Making sense of self-employment in late career: understanding the identity work of olderpreneurs
Mallett O & Wapshott R (2015) Making sense of self-employment in late career: understanding the identity work of olderpreneurs. Work, Employment and Society, 29 (2), pp. 250-266. https://doi.org/10.1177/0950017014546666

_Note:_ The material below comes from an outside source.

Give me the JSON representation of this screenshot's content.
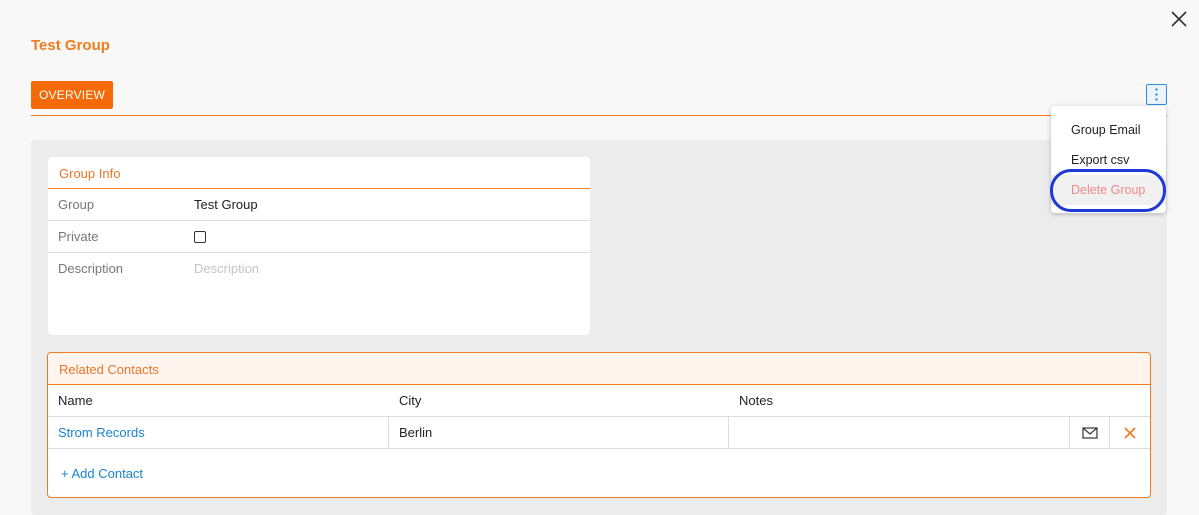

The enterprise culture is a pervasive socio-historical discourse. This article adopts a narrative identity work approach to explore how individuals may exert agency to make sense of and negotiate with the structuring features of such discourses. Older entrepreneurs are an interesting case through which to explore these processes because ageing is predominantly portrayed as a form of decline to be resisted or hidden and as inherently anti-enterprise. Qualitative, in-depth, semi-structured interviews with two UK-based older entrepreneurs reveal how they engaged problematically with discourses around enterprise culture and ageing in constructing their identities. Sedimentation and innovation are proposed as valuable concepts for understanding how particular discourses become embedded in the understanding and identity work of individuals and how they seek to exert agency. The findings demonstrate the difficulties in innovative identity work for older entrepreneurs and this is discussed in terms of narrative resource poverty.

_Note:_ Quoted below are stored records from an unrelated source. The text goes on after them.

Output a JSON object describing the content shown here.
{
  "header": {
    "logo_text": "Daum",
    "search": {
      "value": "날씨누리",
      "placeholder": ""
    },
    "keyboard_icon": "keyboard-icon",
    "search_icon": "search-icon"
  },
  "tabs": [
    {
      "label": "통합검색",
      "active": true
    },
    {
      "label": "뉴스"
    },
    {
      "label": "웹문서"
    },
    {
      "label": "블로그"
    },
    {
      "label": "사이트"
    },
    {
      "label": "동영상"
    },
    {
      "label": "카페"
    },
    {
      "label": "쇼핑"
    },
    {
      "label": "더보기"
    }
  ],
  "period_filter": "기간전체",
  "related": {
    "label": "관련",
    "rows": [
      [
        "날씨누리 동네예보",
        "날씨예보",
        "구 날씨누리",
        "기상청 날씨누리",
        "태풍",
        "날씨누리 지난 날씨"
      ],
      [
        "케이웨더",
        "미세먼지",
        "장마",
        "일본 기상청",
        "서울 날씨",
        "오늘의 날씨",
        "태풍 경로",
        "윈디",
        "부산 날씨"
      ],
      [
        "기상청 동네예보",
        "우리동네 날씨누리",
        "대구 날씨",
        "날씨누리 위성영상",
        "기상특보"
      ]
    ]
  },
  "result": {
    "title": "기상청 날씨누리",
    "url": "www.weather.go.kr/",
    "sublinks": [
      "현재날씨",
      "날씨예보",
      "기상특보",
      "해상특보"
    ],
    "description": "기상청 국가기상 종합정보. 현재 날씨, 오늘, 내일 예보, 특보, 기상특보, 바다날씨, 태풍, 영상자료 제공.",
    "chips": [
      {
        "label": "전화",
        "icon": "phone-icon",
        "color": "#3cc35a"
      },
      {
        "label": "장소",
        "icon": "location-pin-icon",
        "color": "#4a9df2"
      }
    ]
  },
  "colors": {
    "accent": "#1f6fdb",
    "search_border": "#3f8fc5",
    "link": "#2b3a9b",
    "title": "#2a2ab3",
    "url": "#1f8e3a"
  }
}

discourse; enterprise culture; entrepreneur; identity; late career; narrative
Work, Employment and Society: Volume 29, Issue 2
|Funders||University of Durham|
|Publication date online||13/01/2015|
|Date accepted by journal||03/07/2014|